Data shown:

= = = = =

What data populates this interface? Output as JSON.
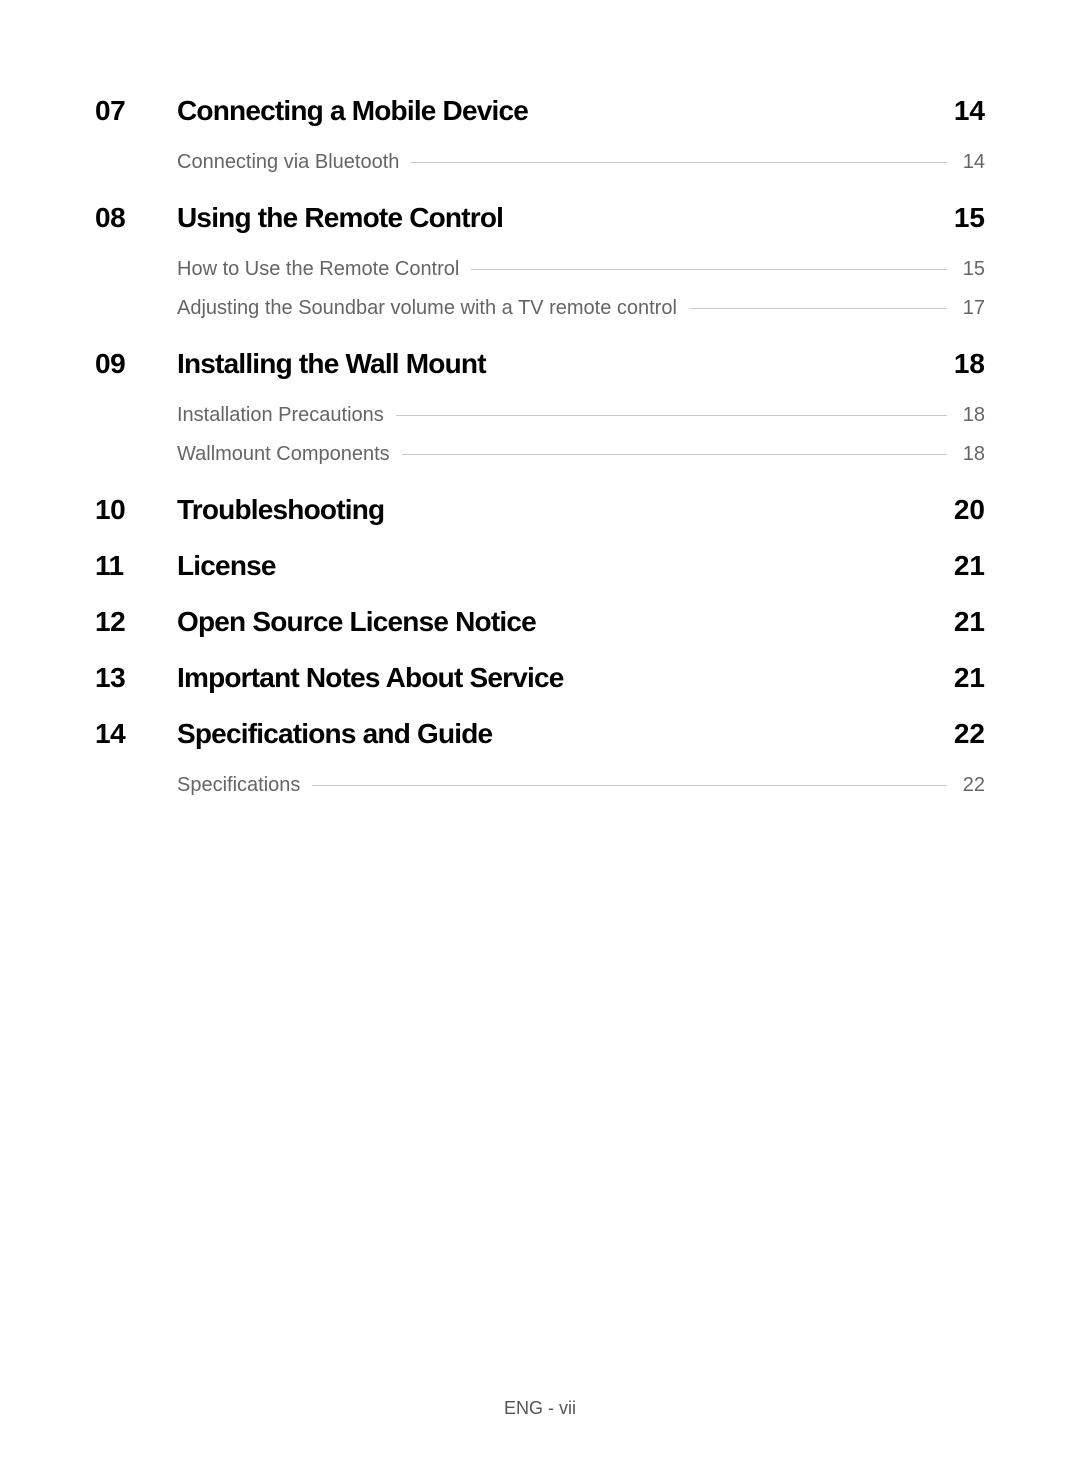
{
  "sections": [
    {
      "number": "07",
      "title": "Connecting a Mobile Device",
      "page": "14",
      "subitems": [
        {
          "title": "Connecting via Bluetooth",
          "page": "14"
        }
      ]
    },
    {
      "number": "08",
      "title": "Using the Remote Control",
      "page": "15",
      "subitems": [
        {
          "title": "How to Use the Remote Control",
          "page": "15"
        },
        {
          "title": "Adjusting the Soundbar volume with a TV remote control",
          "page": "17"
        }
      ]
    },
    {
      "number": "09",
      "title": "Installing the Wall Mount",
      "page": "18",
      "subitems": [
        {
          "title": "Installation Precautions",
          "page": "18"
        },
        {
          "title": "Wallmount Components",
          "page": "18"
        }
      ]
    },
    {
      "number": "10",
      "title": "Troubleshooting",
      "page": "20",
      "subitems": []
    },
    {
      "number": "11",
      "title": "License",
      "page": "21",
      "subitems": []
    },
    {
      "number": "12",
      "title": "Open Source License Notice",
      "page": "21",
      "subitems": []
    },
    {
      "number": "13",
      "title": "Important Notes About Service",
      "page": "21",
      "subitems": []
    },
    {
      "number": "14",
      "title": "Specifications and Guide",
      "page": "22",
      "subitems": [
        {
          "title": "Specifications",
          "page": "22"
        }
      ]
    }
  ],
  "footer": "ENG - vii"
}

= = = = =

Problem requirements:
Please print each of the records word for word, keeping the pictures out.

Answer to this problem:
What data populates this interface? Output as JSON.
{
  "sections": [
    {
      "number": "07",
      "title": "Connecting a Mobile Device",
      "page": "14",
      "subitems": [
        {
          "title": "Connecting via Bluetooth",
          "page": "14"
        }
      ]
    },
    {
      "number": "08",
      "title": "Using the Remote Control",
      "page": "15",
      "subitems": [
        {
          "title": "How to Use the Remote Control",
          "page": "15"
        },
        {
          "title": "Adjusting the Soundbar volume with a TV remote control",
          "page": "17"
        }
      ]
    },
    {
      "number": "09",
      "title": "Installing the Wall Mount",
      "page": "18",
      "subitems": [
        {
          "title": "Installation Precautions",
          "page": "18"
        },
        {
          "title": "Wallmount Components",
          "page": "18"
        }
      ]
    },
    {
      "number": "10",
      "title": "Troubleshooting",
      "page": "20",
      "subitems": []
    },
    {
      "number": "11",
      "title": "License",
      "page": "21",
      "subitems": []
    },
    {
      "number": "12",
      "title": "Open Source License Notice",
      "page": "21",
      "subitems": []
    },
    {
      "number": "13",
      "title": "Important Notes About Service",
      "page": "21",
      "subitems": []
    },
    {
      "number": "14",
      "title": "Specifications and Guide",
      "page": "22",
      "subitems": [
        {
          "title": "Specifications",
          "page": "22"
        }
      ]
    }
  ],
  "footer": "ENG - vii"
}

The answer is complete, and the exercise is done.